Problem to solve - Nothing in the entries may be altered; copy them in full.

Data entries
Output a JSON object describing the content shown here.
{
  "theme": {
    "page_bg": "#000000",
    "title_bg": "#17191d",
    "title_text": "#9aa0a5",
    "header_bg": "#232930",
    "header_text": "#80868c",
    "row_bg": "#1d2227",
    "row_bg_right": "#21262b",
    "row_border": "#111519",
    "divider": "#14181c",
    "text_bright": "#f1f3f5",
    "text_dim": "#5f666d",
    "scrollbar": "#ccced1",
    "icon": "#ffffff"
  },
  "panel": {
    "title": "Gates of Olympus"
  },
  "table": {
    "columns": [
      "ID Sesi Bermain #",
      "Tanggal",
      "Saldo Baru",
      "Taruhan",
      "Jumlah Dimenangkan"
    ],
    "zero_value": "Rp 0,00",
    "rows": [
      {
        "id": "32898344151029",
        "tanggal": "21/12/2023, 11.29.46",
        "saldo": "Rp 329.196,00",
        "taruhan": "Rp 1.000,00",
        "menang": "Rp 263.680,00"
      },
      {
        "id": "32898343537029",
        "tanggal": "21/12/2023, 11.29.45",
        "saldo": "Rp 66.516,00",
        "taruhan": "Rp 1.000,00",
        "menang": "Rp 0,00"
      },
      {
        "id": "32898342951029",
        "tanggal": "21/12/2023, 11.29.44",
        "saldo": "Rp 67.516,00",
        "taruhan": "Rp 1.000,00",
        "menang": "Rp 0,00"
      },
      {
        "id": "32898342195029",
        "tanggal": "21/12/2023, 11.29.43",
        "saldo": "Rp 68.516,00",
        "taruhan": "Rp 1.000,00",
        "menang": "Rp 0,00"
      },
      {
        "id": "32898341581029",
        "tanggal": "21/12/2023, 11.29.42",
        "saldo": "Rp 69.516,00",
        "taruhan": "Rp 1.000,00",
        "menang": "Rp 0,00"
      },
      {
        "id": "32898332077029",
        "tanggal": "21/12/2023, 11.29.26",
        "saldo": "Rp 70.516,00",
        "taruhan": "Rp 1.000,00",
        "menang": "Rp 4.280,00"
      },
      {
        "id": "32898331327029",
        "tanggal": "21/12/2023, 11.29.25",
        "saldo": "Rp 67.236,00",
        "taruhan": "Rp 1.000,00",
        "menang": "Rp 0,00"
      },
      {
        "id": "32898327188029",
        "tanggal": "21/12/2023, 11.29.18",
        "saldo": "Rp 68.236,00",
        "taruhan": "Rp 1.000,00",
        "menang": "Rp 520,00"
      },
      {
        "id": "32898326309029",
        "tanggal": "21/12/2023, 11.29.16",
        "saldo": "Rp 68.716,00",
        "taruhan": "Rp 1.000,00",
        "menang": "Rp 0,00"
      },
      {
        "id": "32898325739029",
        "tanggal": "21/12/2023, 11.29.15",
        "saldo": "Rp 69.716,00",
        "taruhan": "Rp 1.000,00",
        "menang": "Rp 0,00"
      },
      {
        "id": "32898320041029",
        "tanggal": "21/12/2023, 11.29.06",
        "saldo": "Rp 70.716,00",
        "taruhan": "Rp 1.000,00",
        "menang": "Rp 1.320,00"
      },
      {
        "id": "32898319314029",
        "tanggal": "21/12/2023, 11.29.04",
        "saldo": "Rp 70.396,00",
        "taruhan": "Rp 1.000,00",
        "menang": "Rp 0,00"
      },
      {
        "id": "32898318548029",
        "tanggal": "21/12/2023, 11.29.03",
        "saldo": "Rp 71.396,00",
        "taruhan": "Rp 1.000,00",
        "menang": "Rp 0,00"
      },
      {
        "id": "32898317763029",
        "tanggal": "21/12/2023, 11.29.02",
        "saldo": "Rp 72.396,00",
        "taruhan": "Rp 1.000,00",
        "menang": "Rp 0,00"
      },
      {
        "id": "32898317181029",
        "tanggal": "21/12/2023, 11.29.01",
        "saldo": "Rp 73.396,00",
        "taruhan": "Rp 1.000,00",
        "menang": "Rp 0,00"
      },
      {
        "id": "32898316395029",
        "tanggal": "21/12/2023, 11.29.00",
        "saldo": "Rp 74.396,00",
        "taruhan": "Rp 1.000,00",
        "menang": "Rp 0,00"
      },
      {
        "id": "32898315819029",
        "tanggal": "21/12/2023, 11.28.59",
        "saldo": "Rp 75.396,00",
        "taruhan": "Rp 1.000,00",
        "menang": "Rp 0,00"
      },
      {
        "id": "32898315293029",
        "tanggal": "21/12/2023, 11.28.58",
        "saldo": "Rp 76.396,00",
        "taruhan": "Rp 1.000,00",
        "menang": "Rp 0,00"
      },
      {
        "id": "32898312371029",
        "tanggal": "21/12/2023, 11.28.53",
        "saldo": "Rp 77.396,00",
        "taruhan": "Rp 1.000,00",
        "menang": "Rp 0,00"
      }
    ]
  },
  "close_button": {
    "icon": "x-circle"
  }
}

Solution to this task -
Output a JSON object describing the content shown here.
{
  "theme": {
    "page_bg": "#000000",
    "title_bg": "#17191d",
    "title_text": "#9aa0a5",
    "header_bg": "#232930",
    "header_text": "#80868c",
    "row_bg": "#1d2227",
    "row_bg_right": "#21262b",
    "row_border": "#111519",
    "divider": "#14181c",
    "text_bright": "#f1f3f5",
    "text_dim": "#5f666d",
    "scrollbar": "#ccced1",
    "icon": "#ffffff"
  },
  "panel": {
    "title": "Gates of Olympus"
  },
  "table": {
    "columns": [
      "ID Sesi Bermain #",
      "Tanggal",
      "Saldo Baru",
      "Taruhan",
      "Jumlah Dimenangkan"
    ],
    "zero_value": "Rp 0,00",
    "rows": [
      {
        "id": "32898344151029",
        "tanggal": "21/12/2023, 11.29.46",
        "saldo": "Rp 329.196,00",
        "taruhan": "Rp 1.000,00",
        "menang": "Rp 263.680,00"
      },
      {
        "id": "32898343537029",
        "tanggal": "21/12/2023, 11.29.45",
        "saldo": "Rp 66.516,00",
        "taruhan": "Rp 1.000,00",
        "menang": "Rp 0,00"
      },
      {
        "id": "32898342951029",
        "tanggal": "21/12/2023, 11.29.44",
        "saldo": "Rp 67.516,00",
        "taruhan": "Rp 1.000,00",
        "menang": "Rp 0,00"
      },
      {
        "id": "32898342195029",
        "tanggal": "21/12/2023, 11.29.43",
        "saldo": "Rp 68.516,00",
        "taruhan": "Rp 1.000,00",
        "menang": "Rp 0,00"
      },
      {
        "id": "32898341581029",
        "tanggal": "21/12/2023, 11.29.42",
        "saldo": "Rp 69.516,00",
        "taruhan": "Rp 1.000,00",
        "menang": "Rp 0,00"
      },
      {
        "id": "32898332077029",
        "tanggal": "21/12/2023, 11.29.26",
        "saldo": "Rp 70.516,00",
        "taruhan": "Rp 1.000,00",
        "menang": "Rp 4.280,00"
      },
      {
        "id": "32898331327029",
        "tanggal": "21/12/2023, 11.29.25",
        "saldo": "Rp 67.236,00",
        "taruhan": "Rp 1.000,00",
        "menang": "Rp 0,00"
      },
      {
        "id": "32898327188029",
        "tanggal": "21/12/2023, 11.29.18",
        "saldo": "Rp 68.236,00",
        "taruhan": "Rp 1.000,00",
        "menang": "Rp 520,00"
      },
      {
        "id": "32898326309029",
        "tanggal": "21/12/2023, 11.29.16",
        "saldo": "Rp 68.716,00",
        "taruhan": "Rp 1.000,00",
        "menang": "Rp 0,00"
      },
      {
        "id": "32898325739029",
        "tanggal": "21/12/2023, 11.29.15",
        "saldo": "Rp 69.716,00",
        "taruhan": "Rp 1.000,00",
        "menang": "Rp 0,00"
      },
      {
        "id": "32898320041029",
        "tanggal": "21/12/2023, 11.29.06",
        "saldo": "Rp 70.716,00",
        "taruhan": "Rp 1.000,00",
        "menang": "Rp 1.320,00"
      },
      {
        "id": "32898319314029",
        "tanggal": "21/12/2023, 11.29.04",
        "saldo": "Rp 70.396,00",
        "taruhan": "Rp 1.000,00",
        "menang": "Rp 0,00"
      },
      {
        "id": "32898318548029",
        "tanggal": "21/12/2023, 11.29.03",
        "saldo": "Rp 71.396,00",
        "taruhan": "Rp 1.000,00",
        "menang": "Rp 0,00"
      },
      {
        "id": "32898317763029",
        "tanggal": "21/12/2023, 11.29.02",
        "saldo": "Rp 72.396,00",
        "taruhan": "Rp 1.000,00",
        "menang": "Rp 0,00"
      },
      {
        "id": "32898317181029",
        "tanggal": "21/12/2023, 11.29.01",
        "saldo": "Rp 73.396,00",
        "taruhan": "Rp 1.000,00",
        "menang": "Rp 0,00"
      },
      {
        "id": "32898316395029",
        "tanggal": "21/12/2023, 11.29.00",
        "saldo": "Rp 74.396,00",
        "taruhan": "Rp 1.000,00",
        "menang": "Rp 0,00"
      },
      {
        "id": "32898315819029",
        "tanggal": "21/12/2023, 11.28.59",
        "saldo": "Rp 75.396,00",
        "taruhan": "Rp 1.000,00",
        "menang": "Rp 0,00"
      },
      {
        "id": "32898315293029",
        "tanggal": "21/12/2023, 11.28.58",
        "saldo": "Rp 76.396,00",
        "taruhan": "Rp 1.000,00",
        "menang": "Rp 0,00"
      },
      {
        "id": "32898312371029",
        "tanggal": "21/12/2023, 11.28.53",
        "saldo": "Rp 77.396,00",
        "taruhan": "Rp 1.000,00",
        "menang": "Rp 0,00"
      }
    ]
  },
  "close_button": {
    "icon": "x-circle"
  }
}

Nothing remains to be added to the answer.